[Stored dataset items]

============================================================

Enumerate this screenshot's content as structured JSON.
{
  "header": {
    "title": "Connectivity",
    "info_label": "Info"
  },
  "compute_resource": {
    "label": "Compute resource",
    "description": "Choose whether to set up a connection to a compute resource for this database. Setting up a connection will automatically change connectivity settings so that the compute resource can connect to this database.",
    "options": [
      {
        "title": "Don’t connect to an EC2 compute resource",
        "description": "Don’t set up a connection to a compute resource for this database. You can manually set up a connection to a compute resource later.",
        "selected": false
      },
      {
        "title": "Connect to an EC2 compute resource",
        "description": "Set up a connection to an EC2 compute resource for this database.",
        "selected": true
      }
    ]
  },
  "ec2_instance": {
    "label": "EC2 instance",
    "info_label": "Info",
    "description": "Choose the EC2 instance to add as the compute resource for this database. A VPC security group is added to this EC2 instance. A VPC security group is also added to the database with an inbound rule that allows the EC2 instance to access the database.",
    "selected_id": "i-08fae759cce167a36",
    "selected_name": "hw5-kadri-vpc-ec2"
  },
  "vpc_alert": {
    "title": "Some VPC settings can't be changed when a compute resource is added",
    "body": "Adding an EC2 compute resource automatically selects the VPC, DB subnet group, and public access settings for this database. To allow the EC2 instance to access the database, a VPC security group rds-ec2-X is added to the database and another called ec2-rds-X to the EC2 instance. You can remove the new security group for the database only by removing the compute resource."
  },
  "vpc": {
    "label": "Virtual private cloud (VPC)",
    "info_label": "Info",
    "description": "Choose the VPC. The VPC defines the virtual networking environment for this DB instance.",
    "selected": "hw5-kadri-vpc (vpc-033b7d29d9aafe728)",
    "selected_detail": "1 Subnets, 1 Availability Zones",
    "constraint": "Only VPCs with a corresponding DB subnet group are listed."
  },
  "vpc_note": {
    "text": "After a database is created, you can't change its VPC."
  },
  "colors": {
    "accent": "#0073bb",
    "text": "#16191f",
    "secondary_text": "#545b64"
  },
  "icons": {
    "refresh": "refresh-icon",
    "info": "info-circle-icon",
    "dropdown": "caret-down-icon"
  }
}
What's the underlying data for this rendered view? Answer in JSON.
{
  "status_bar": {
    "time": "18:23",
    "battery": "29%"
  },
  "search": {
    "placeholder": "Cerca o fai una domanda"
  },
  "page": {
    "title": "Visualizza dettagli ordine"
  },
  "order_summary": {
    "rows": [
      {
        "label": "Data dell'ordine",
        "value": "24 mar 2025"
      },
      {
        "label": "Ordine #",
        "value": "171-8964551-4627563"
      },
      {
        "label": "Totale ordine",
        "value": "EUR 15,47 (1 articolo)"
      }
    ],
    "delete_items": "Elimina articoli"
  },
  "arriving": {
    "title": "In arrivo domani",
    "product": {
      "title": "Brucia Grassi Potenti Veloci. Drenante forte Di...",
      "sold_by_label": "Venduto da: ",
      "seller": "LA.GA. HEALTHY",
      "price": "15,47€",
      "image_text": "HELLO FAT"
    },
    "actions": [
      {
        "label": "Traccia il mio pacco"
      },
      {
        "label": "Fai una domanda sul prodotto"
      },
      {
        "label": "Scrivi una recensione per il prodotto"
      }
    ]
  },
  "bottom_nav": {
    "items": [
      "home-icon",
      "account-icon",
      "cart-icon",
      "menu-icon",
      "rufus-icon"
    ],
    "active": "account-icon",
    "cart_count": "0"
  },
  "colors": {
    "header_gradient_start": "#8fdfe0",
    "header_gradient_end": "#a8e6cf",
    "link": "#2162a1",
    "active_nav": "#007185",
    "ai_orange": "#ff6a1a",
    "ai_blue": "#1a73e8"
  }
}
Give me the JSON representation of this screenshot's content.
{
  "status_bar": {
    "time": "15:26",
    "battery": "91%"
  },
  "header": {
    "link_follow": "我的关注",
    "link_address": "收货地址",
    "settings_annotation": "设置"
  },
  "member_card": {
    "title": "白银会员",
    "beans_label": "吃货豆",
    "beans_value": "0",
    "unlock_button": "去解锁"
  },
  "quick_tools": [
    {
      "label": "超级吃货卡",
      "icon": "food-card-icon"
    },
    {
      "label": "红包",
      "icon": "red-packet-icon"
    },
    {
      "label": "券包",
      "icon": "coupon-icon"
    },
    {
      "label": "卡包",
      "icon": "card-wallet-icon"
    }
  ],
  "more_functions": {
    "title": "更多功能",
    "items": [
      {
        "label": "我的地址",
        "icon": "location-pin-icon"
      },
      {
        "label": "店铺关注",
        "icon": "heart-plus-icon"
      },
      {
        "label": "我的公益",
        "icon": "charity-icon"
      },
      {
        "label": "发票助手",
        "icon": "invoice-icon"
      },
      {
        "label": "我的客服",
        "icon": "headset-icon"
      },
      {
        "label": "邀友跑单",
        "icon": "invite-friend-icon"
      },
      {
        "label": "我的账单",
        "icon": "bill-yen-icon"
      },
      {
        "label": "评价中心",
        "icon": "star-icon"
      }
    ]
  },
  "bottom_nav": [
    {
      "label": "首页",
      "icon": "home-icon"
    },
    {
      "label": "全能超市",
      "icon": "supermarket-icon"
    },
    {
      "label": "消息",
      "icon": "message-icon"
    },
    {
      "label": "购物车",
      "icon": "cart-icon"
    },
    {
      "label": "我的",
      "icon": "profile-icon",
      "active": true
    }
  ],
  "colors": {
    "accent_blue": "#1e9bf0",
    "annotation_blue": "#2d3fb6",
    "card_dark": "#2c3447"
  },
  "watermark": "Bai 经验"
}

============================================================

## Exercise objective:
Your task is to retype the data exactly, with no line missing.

## Response box:
Enumerate this screenshot's content as structured JSON.
{
  "header": {
    "title": "Connectivity",
    "info_label": "Info"
  },
  "compute_resource": {
    "label": "Compute resource",
    "description": "Choose whether to set up a connection to a compute resource for this database. Setting up a connection will automatically change connectivity settings so that the compute resource can connect to this database.",
    "options": [
      {
        "title": "Don’t connect to an EC2 compute resource",
        "description": "Don’t set up a connection to a compute resource for this database. You can manually set up a connection to a compute resource later.",
        "selected": false
      },
      {
        "title": "Connect to an EC2 compute resource",
        "description": "Set up a connection to an EC2 compute resource for this database.",
        "selected": true
      }
    ]
  },
  "ec2_instance": {
    "label": "EC2 instance",
    "info_label": "Info",
    "description": "Choose the EC2 instance to add as the compute resource for this database. A VPC security group is added to this EC2 instance. A VPC security group is also added to the database with an inbound rule that allows the EC2 instance to access the database.",
    "selected_id": "i-08fae759cce167a36",
    "selected_name": "hw5-kadri-vpc-ec2"
  },
  "vpc_alert": {
    "title": "Some VPC settings can't be changed when a compute resource is added",
    "body": "Adding an EC2 compute resource automatically selects the VPC, DB subnet group, and public access settings for this database. To allow the EC2 instance to access the database, a VPC security group rds-ec2-X is added to the database and another called ec2-rds-X to the EC2 instance. You can remove the new security group for the database only by removing the compute resource."
  },
  "vpc": {
    "label": "Virtual private cloud (VPC)",
    "info_label": "Info",
    "description": "Choose the VPC. The VPC defines the virtual networking environment for this DB instance.",
    "selected": "hw5-kadri-vpc (vpc-033b7d29d9aafe728)",
    "selected_detail": "1 Subnets, 1 Availability Zones",
    "constraint": "Only VPCs with a corresponding DB subnet group are listed."
  },
  "vpc_note": {
    "text": "After a database is created, you can't change its VPC."
  },
  "colors": {
    "accent": "#0073bb",
    "text": "#16191f",
    "secondary_text": "#545b64"
  },
  "icons": {
    "refresh": "refresh-icon",
    "info": "info-circle-icon",
    "dropdown": "caret-down-icon"
  }
}
What's the underlying data for this rendered view? Answer in JSON.
{
  "status_bar": {
    "time": "18:23",
    "battery": "29%"
  },
  "search": {
    "placeholder": "Cerca o fai una domanda"
  },
  "page": {
    "title": "Visualizza dettagli ordine"
  },
  "order_summary": {
    "rows": [
      {
        "label": "Data dell'ordine",
        "value": "24 mar 2025"
      },
      {
        "label": "Ordine #",
        "value": "171-8964551-4627563"
      },
      {
        "label": "Totale ordine",
        "value": "EUR 15,47 (1 articolo)"
      }
    ],
    "delete_items": "Elimina articoli"
  },
  "arriving": {
    "title": "In arrivo domani",
    "product": {
      "title": "Brucia Grassi Potenti Veloci. Drenante forte Di...",
      "sold_by_label": "Venduto da: ",
      "seller": "LA.GA. HEALTHY",
      "price": "15,47€",
      "image_text": "HELLO FAT"
    },
    "actions": [
      {
        "label": "Traccia il mio pacco"
      },
      {
        "label": "Fai una domanda sul prodotto"
      },
      {
        "label": "Scrivi una recensione per il prodotto"
      }
    ]
  },
  "bottom_nav": {
    "items": [
      "home-icon",
      "account-icon",
      "cart-icon",
      "menu-icon",
      "rufus-icon"
    ],
    "active": "account-icon",
    "cart_count": "0"
  },
  "colors": {
    "header_gradient_start": "#8fdfe0",
    "header_gradient_end": "#a8e6cf",
    "link": "#2162a1",
    "active_nav": "#007185",
    "ai_orange": "#ff6a1a",
    "ai_blue": "#1a73e8"
  }
}
Give me the JSON representation of this screenshot's content.
{
  "status_bar": {
    "time": "15:26",
    "battery": "91%"
  },
  "header": {
    "link_follow": "我的关注",
    "link_address": "收货地址",
    "settings_annotation": "设置"
  },
  "member_card": {
    "title": "白银会员",
    "beans_label": "吃货豆",
    "beans_value": "0",
    "unlock_button": "去解锁"
  },
  "quick_tools": [
    {
      "label": "超级吃货卡",
      "icon": "food-card-icon"
    },
    {
      "label": "红包",
      "icon": "red-packet-icon"
    },
    {
      "label": "券包",
      "icon": "coupon-icon"
    },
    {
      "label": "卡包",
      "icon": "card-wallet-icon"
    }
  ],
  "more_functions": {
    "title": "更多功能",
    "items": [
      {
        "label": "我的地址",
        "icon": "location-pin-icon"
      },
      {
        "label": "店铺关注",
        "icon": "heart-plus-icon"
      },
      {
        "label": "我的公益",
        "icon": "charity-icon"
      },
      {
        "label": "发票助手",
        "icon": "invoice-icon"
      },
      {
        "label": "我的客服",
        "icon": "headset-icon"
      },
      {
        "label": "邀友跑单",
        "icon": "invite-friend-icon"
      },
      {
        "label": "我的账单",
        "icon": "bill-yen-icon"
      },
      {
        "label": "评价中心",
        "icon": "star-icon"
      }
    ]
  },
  "bottom_nav": [
    {
      "label": "首页",
      "icon": "home-icon"
    },
    {
      "label": "全能超市",
      "icon": "supermarket-icon"
    },
    {
      "label": "消息",
      "icon": "message-icon"
    },
    {
      "label": "购物车",
      "icon": "cart-icon"
    },
    {
      "label": "我的",
      "icon": "profile-icon",
      "active": true
    }
  ],
  "colors": {
    "accent_blue": "#1e9bf0",
    "annotation_blue": "#2d3fb6",
    "card_dark": "#2c3447"
  },
  "watermark": "Bai 经验"
}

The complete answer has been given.